Border Crossing Facility
Recognized Federal Heritage Building
© Agence des Douanes et du Revenu du Canada / Canada Customs and Revenue Agency
2, rue Principale, Route 247, Beebe, Quebec
Treasury Board Policy on Management of Real Property
1932 to 1932
Event, Person, Organization:
Department of Public Works
Customs / Immigration Building
Canada Customs and Revenue Agency
FHBRO Report Reference:
Description of Historic Place
The Border Crossing Facility is located in the village of Beebe. It is a one-and-a-half storey, gable-roofed building designed in the Tudor-Revival style. Its picturesque form is embellished with gables, white stucco and half-timbering. Multi-pane wood windows are regularly arranged on the building’s façades and a brick chimney projects from the roof. A flat-roofed breezeway, which shelters the entrance, is attached to the building to protect the vehicles that pass through the border crossing. The designation is confined to the footprint of the building.
The Border Crossing Facility is a Recognized Federal Heritage Building because of its historical associations, and its architectural and environmental value.
The Border Crossing Facility is closely associated with the federal government’s construction of customs and immigration posts along the Canada-U.S. border to control the land circulation of goods and services. The construction of this border crossing facility at Beebe was a response to the smuggling scandal of 1926, which initiated the concern to strengthen Canada’s border with the United States.
The Border Crossing Facility is valued for its good aesthetic and functional design. The Canadian government chose the Tudor-Revival style with the clear intention of asserting cultural and political distinctiveness. The handsome, one-and-a-half storey building, with stucco walls and gables set off by half-timbering, is a representative example from this period and demonstrates very good craftsmanship.
The Border Crossing Facility reinforces the present character of its urban landscape setting. Built in the very heart of the village, it is a well-known landmark in the region.
Sources: Geneviève Charrois, Poste frontalier, Beebe, Québec, Federal Heritage Buildings Review Office, Building Report, 00-102; Border Crossing Facility, Beebe, Québec, Heritage Character Statement, 00-102.
The following character-defining elements of the Border Crossing Facility should be respected.
Its good aesthetic and functional design and very good craftsmanship and materials, for example: the formal elements, which help make this small one-and-a-half storey building a good example of a Tudor-Revival border crossing, particularly its picturesque form embellished with gables and its wet-dash cladding separated by half-timbering; the materials and construction techniques used for the half-timbering, including terracotta, wet dash and wood; the concept of a breezeway to protect the vehicles.
The manner in which the Border Crossing Facility reinforces the picturesque character of urban landscape setting and is a well-known landmark, as evidenced by: its relationship with the street and the Canada-U.S. border, which it serves; its overall scale, design and materials, which complement its urban surroundings; its high visibility in the urban fabric of Beebe and its familiar role as a high traffic border crossing.
Heritage Character Statement
The heritage character statement was developed by FHBRO to explain the reasons for the designation of a federal heritage building and what it is about the building that makes it significant (the heritage character). It is a key reference document for anyone involved in planning interventions to federal heritage buildings and is used by FHBRO in their review of interventions.
Reasons for Designation
The Beebe border crossing facility is a “Recognized” Federal Heritage Building primarily because of its environmental and architectural values.
In the wake of the smuggling scandal of 1926, the federal government commenced construction of numerous customs and immigration posts along the Canada-U.S. border to control the land circulation of goods and persons.
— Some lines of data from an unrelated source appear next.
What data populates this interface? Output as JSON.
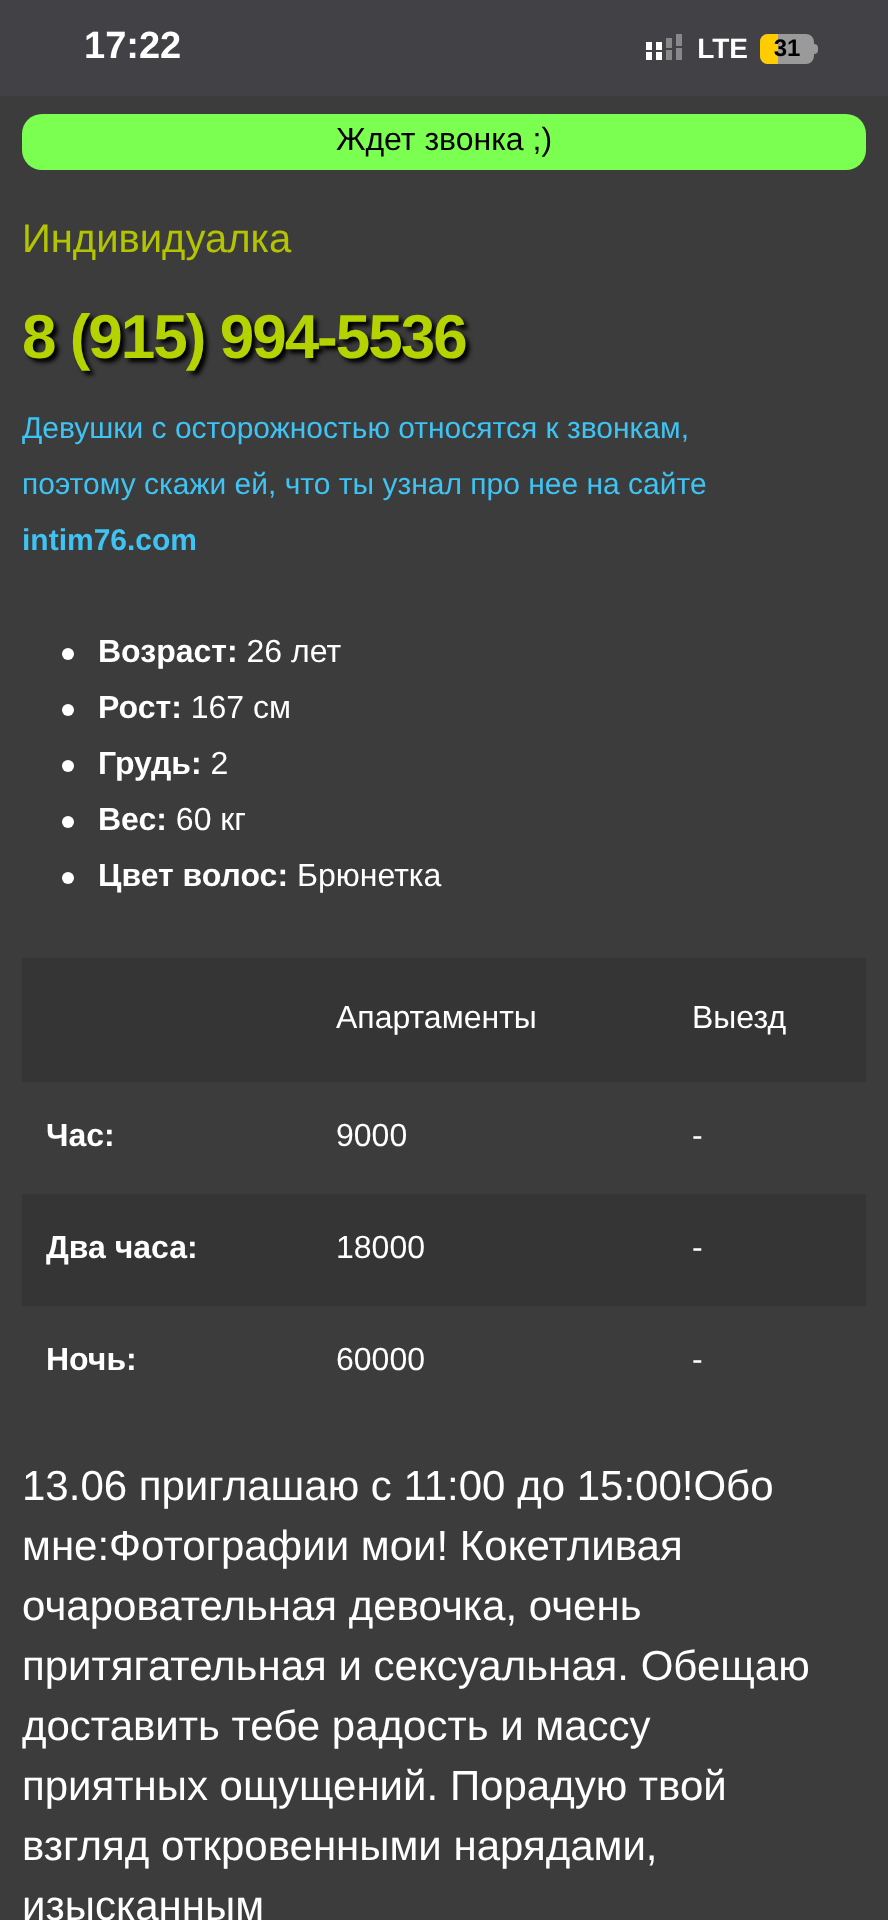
{
  "status_bar": {
    "time": "17:22",
    "network": "LTE",
    "battery": "31"
  },
  "status_banner": "Ждет звонка ;)",
  "category": "Индивидуалка",
  "phone": "8 (915) 994-5536",
  "notice": {
    "text": "Девушки с осторожностью относятся к звонкам, поэтому скажи ей, что ты узнал про нее на сайте",
    "site": "intim76.com"
  },
  "params": [
    {
      "label": "Возраст:",
      "value": "26 лет"
    },
    {
      "label": "Рост:",
      "value": "167 см"
    },
    {
      "label": "Грудь:",
      "value": "2"
    },
    {
      "label": "Вес:",
      "value": "60 кг"
    },
    {
      "label": "Цвет волос:",
      "value": "Брюнетка"
    }
  ],
  "prices": {
    "columns": [
      "Апартаменты",
      "Выезд"
    ],
    "rows": [
      {
        "label": "Час:",
        "cells": [
          "9000",
          "-"
        ]
      },
      {
        "label": "Два часа:",
        "cells": [
          "18000",
          "-"
        ]
      },
      {
        "label": "Ночь:",
        "cells": [
          "60000",
          "-"
        ]
      }
    ]
  },
  "description": "13.06 приглашаю с 11:00 до 15:00!Обо мне:Фотографии мои! Кокетливая очаровательная девочка, очень притягательная и сексуальная. Обещаю доставить тебе радость и массу приятных ощущений. Порадую твой взгляд откровенными нарядами, изысканным"
}
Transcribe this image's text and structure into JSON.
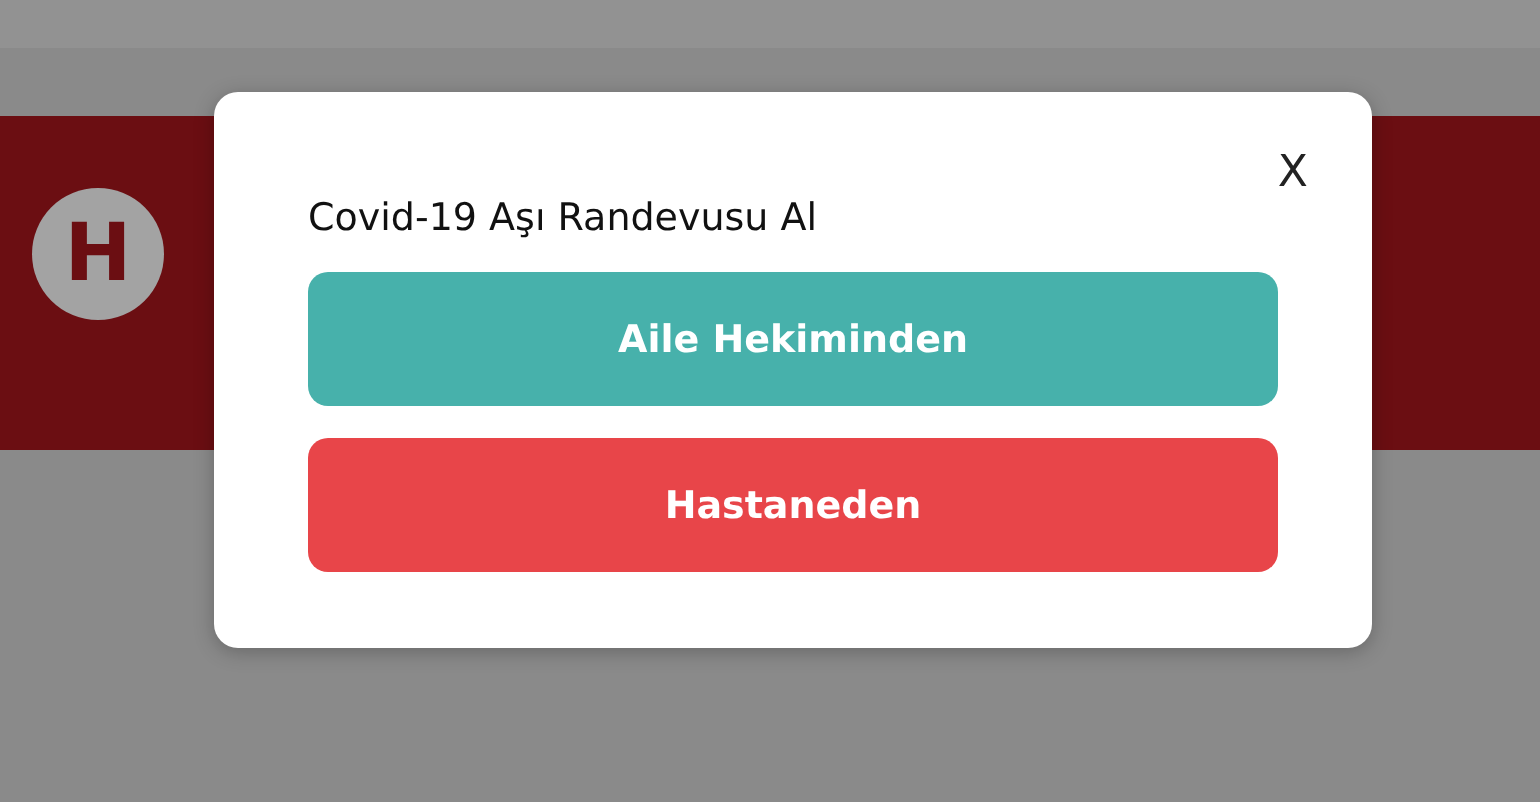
{
  "header": {
    "logo_letter": "H"
  },
  "modal": {
    "title": "Covid-19 Aşı Randevusu Al",
    "close": "X",
    "buttons": [
      {
        "label": "Aile Hekiminden",
        "color": "#47b1ab"
      },
      {
        "label": "Hastaneden",
        "color": "#e84549"
      }
    ]
  }
}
The construction of the Beebe border crossing facility was a product of this concern to strengthen our border with the United States.
The border crossing facilities built in the late 1920s were often simple brick or wood structures fitted with canopies to protect the vehicles. Their appearance changed over the next decade, probably in response to the U.S. government’s decision to build imposing brick edifices, usually in the colonial Georgian style, at the main border posts. With the clear intention of asserting its cultural and political distinctiveness, the Canadian government chose the neo-Tudor style. The Beebe border crossing facility, a one-and-a-half storey building whose stucco walls and gables are set off by half-timbering, is a representative example from this period.
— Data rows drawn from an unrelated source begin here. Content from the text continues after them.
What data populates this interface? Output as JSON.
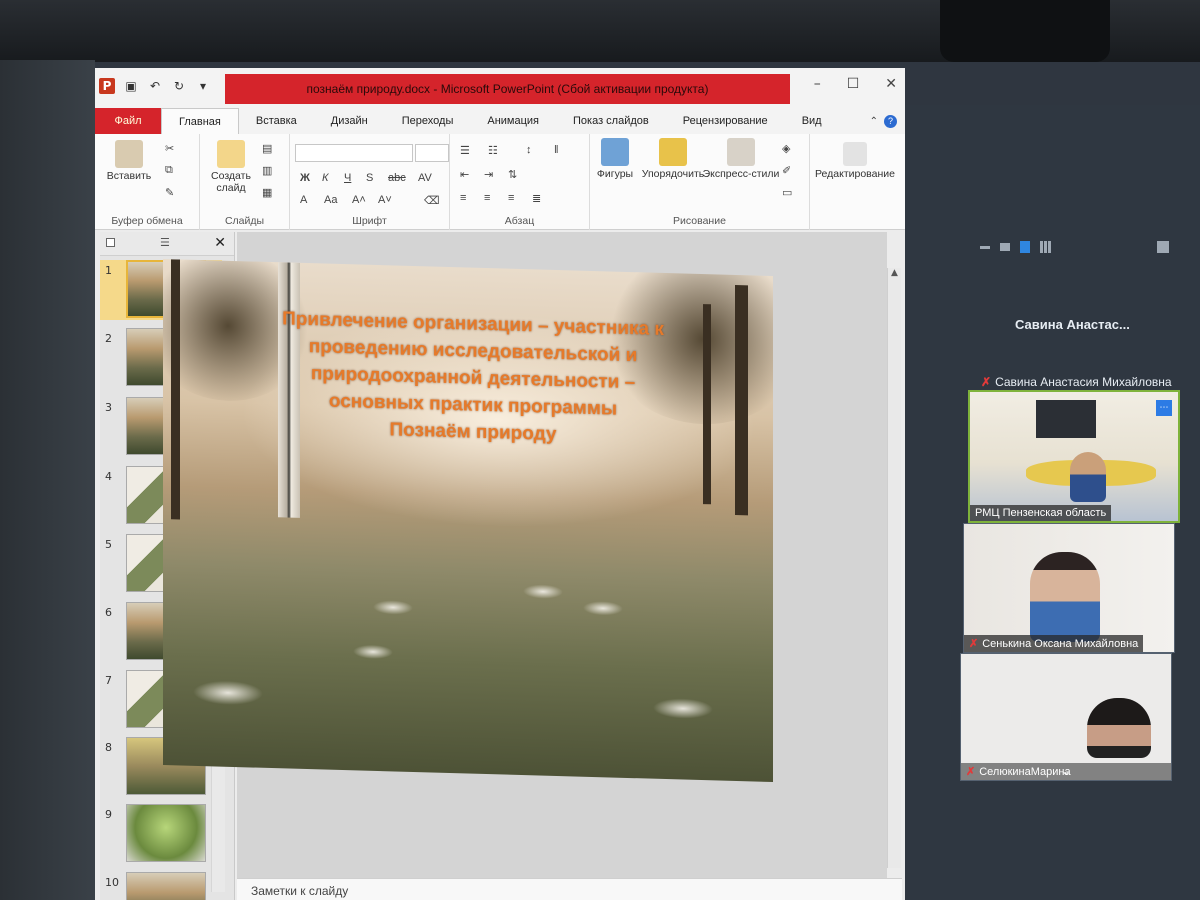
{
  "window": {
    "title": "познаём природу.docx  -  Microsoft PowerPoint (Сбой активации продукта)"
  },
  "tabs": {
    "file": "Файл",
    "home": "Главная",
    "insert": "Вставка",
    "design": "Дизайн",
    "transitions": "Переходы",
    "animations": "Анимация",
    "slideshow": "Показ слайдов",
    "review": "Рецензирование",
    "view": "Вид"
  },
  "ribbon": {
    "paste": "Вставить",
    "new_slide": "Создать\nслайд",
    "clipboard_group": "Буфер обмена",
    "slides_group": "Слайды",
    "font_group": "Шрифт",
    "paragraph_group": "Абзац",
    "drawing_group": "Рисование",
    "shapes": "Фигуры",
    "arrange": "Упорядочить",
    "quick_styles": "Экспресс-стили",
    "editing": "Редактирование"
  },
  "slides_pane": {
    "numbers": [
      "1",
      "2",
      "3",
      "4",
      "5",
      "6",
      "7",
      "8",
      "9",
      "10"
    ],
    "selected": "1"
  },
  "slide": {
    "title_lines": [
      "Привлечение организации – участника к",
      "проведению исследовательской и",
      "природоохранной деятельности –",
      "основных практик программы",
      "Познаём природу"
    ]
  },
  "notes_placeholder": "Заметки к слайду",
  "conference": {
    "host_name": "Савина  Анастас...",
    "speaker_line": "Савина Анастасия Михайловна",
    "tiles": [
      {
        "label": "РМЦ Пензенская область"
      },
      {
        "label": "Сенькина Оксана Михайловна"
      },
      {
        "label": "СелюкинаМарина"
      }
    ]
  },
  "colors": {
    "title_bar_red": "#d5242b",
    "slide_title_orange": "#e67a2a",
    "conference_bg": "#2f3741",
    "active_speaker_border": "#7fb33b"
  }
}
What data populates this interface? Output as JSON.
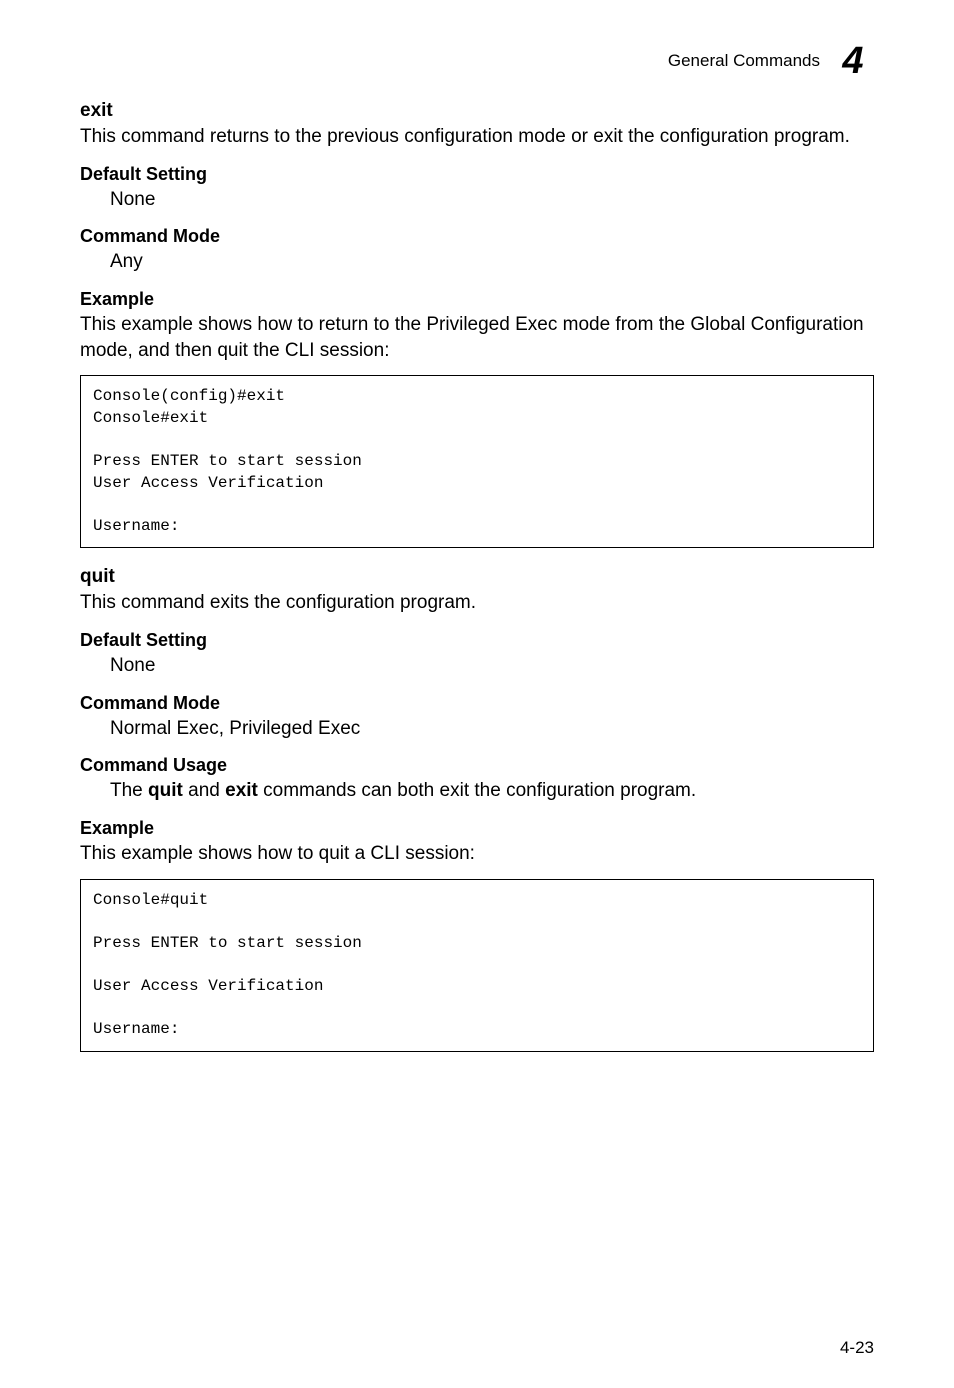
{
  "header": {
    "section_title": "General Commands",
    "chapter_number": "4"
  },
  "cmd1": {
    "name": "exit",
    "description": "This command returns to the previous configuration mode or exit the configuration program.",
    "default_heading": "Default Setting",
    "default_value": "None",
    "mode_heading": "Command Mode",
    "mode_value": "Any",
    "example_heading": "Example",
    "example_intro": "This example shows how to return to the Privileged Exec mode from the Global Configuration mode, and then quit the CLI session:",
    "code": "Console(config)#exit\nConsole#exit\n\nPress ENTER to start session\nUser Access Verification\n\nUsername:"
  },
  "cmd2": {
    "name": "quit",
    "description": "This command exits the configuration program.",
    "default_heading": "Default Setting",
    "default_value": "None",
    "mode_heading": "Command Mode",
    "mode_value": "Normal Exec, Privileged Exec",
    "usage_heading": "Command Usage",
    "usage_prefix": "The ",
    "usage_bold1": "quit",
    "usage_mid": " and ",
    "usage_bold2": "exit",
    "usage_suffix": " commands can both exit the configuration program.",
    "example_heading": "Example",
    "example_intro": "This example shows how to quit a CLI session:",
    "code": "Console#quit\n\nPress ENTER to start session\n\nUser Access Verification\n\nUsername:"
  },
  "footer": {
    "page_number": "4-23"
  }
}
Built in the very heart of the village, the Beebe border crossing facility is not only one of the most important components of the urban landscape, but also one of the handsomest in terms of its aesthetics. It receives most cross-border traffic in the region by far.
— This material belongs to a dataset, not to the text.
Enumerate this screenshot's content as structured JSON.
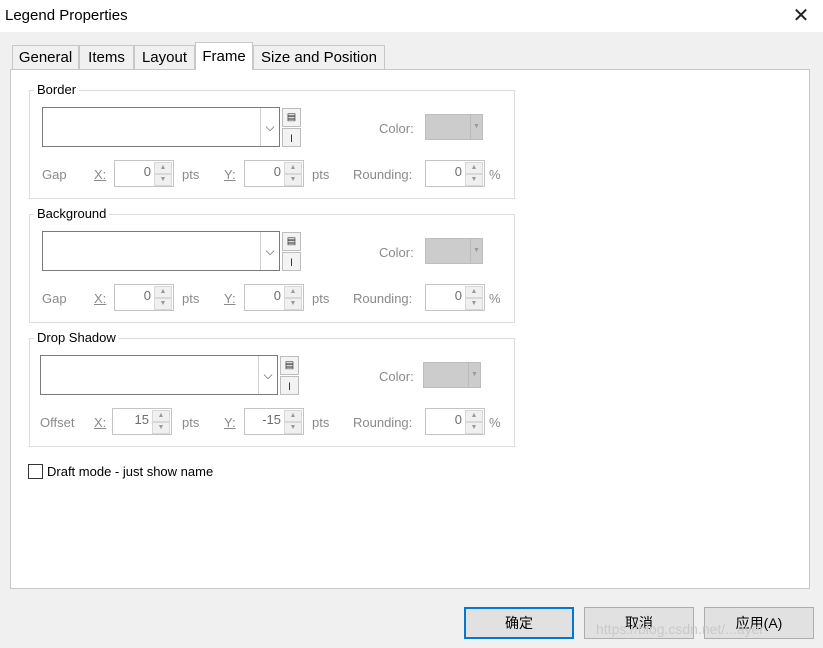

The following character-defining elements of the Beebe border crossing facility should be respected:
· The formal elements which help make this small one-and-a-half storey building a good example of a neo-Tudor border crossing, particularly its picturesque form embellished with gables and its wet-dash cladding separated by half-timbering;
· The materials and construction techniques used for the half-timbering (terracotta, wet dash and wood);
· The concept of a breezeway to protect the vehicles;
· The relationship of this border crossing facility with the street and the Canada-U.S. border which it serves;
· Its formative value and high visibility in the urban fabric of Beebe.